There is, however, a flip side to all this.
For years, as housing prices boomed, our politicians were wringing their hands over what to do about housing affordability. With little room to push borrowing costs lower, the only way to truly make housing more affordable is to make it cheaper.
As prices fall, it’s likely to spur demand from first home buyers who have been locked out of the market for years. Ultimately, that will put a floor under the market.
Electricity bills have soared in recent years despite promises from Canberra to the contrary.
When then prime minister Tony Abbott removed the carbon tax, he claimed the move would cut power bills up to 9 per cent, saving the average household $200 a year.
Clearly, he was wrong. And that’s because a carbon price was only one amongst a myriad of factors that buffet energy markets.
The big problem has been a lack of investment from power companies following almost 20 years of political bickering and infighting over climate change that left Australia without a coherent energy policy and the power industry in limbo.
As the ageing coal-fired generators are switched off, the gap is being filled by investment in renewable energy; solar and wind. But they pose problems. Given the intermittent nature of renewable energy, it needs to be backed up, either with some other energy source or energy storage.
With battery technology in its infancy, and given our gas abundance, it should have been the stop-gap in the transition from coal to renewables. When renewables switch off, gas was supposed to fill the gap.
Unfortunately, gas prices across the east coast of Australia have more than tripled in the past few years because the new gas export industry locked us into global prices.
Former prime minister Malcolm Turnbull tried to fix the problem by threatening export controls. It worked, for a while. But since December last year prices again have soared, as this graph shows.
A comparison of quarterly gas prices in Adelaide, Brisbane and Sydney.
(Source: Australian Energy Regulator)
That’s had a huge impact on electricity prices. Because it is the swing factor in power price setting, gas now sets the cost of your electricity bills. Given the recent market movement, prepare for further price hikes.
Threats and tough talk about the power companies make for great headlines. But the only way to permanently fix the problem, which even competition regulator Rod Simms agrees, is to reserve enough gas for domestic use, as Western Australia does.
Until that happens, electricity prices will continue to climb, regardless of who is in power.
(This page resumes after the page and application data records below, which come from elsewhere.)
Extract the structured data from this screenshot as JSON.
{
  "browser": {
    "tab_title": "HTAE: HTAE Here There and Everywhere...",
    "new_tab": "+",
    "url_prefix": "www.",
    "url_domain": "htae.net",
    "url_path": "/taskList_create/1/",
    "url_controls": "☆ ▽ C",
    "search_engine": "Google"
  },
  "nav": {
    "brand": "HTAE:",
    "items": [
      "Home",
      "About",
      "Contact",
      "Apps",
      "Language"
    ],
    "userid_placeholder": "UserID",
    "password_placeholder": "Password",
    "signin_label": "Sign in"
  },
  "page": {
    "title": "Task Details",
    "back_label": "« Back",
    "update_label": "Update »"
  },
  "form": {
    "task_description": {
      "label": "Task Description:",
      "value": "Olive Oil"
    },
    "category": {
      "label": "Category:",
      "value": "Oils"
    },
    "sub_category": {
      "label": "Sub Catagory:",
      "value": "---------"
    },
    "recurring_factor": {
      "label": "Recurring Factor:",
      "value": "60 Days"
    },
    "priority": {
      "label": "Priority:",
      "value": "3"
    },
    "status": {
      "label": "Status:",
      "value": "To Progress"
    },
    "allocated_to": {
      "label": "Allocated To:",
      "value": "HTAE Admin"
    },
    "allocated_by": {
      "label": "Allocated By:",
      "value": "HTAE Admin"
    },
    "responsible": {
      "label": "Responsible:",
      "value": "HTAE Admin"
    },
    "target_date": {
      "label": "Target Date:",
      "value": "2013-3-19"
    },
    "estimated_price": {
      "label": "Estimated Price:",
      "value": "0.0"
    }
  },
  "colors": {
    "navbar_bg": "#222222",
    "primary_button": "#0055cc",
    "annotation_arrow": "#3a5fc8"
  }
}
Most Australians feign ignorance when it comes to matters economic. But you don’t need to be a scholar to distinguish between good times and bad.
We’re about to clock up 27 years of uninterrupted growth, a remarkable performance. Right now, the economy is the Morrison Government’s trump card.
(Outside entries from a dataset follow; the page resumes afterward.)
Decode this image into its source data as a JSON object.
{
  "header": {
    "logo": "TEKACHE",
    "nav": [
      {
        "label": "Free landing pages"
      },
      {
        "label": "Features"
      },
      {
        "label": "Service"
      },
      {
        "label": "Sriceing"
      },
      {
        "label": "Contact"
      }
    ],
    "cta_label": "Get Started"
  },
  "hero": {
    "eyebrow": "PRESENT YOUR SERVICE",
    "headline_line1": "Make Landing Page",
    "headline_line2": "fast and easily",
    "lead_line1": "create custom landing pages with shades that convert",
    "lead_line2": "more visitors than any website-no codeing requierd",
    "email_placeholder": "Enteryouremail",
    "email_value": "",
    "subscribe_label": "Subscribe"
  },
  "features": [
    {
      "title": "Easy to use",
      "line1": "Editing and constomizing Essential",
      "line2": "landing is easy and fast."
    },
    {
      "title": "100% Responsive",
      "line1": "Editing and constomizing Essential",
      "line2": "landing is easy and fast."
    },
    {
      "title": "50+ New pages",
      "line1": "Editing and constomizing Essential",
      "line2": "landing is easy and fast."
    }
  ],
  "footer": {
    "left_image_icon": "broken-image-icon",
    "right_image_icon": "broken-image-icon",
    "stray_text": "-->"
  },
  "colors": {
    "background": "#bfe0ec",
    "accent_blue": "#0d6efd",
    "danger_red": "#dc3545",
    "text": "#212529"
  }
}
Wages growth may have been the slowest on record but unemployment is low, inflation is barely registering and the economy has been growing at an impressive clip. That’s not all.
Despite coming through the financial crisis in better shape than any other developed nation, we’ve been clocking up budget deficits ever since. That, however, is about to change.
When Mr Frydenberg presides over his first mid-year economic review in a fortnight, he is expected to announce an early Budget surplus, the first in a decade.
The timing couldn’t be better, although the Opposition no doubt will continue reminding everyone that former treasurer Joe Hockey promised a surplus in the first year of the Abbott government and one every year after.
Still, dangers lurk there too. On Wednesday, our third-quarter growth numbers could show a slowdown. Retail sales have been poor, construction numbers last week were well down on expectations and capital expenditure was disappointing.
Not only that, iron ore prices, which have played a big role in reducing the deficit, suddenly have reversed following a collapse in steel prices in China. And then there’s housing. If it continues falling, overly indebted Australians may just rein in the spending which could severely curtail future growth.
Whichever party wins next year, it faces an uphill battle.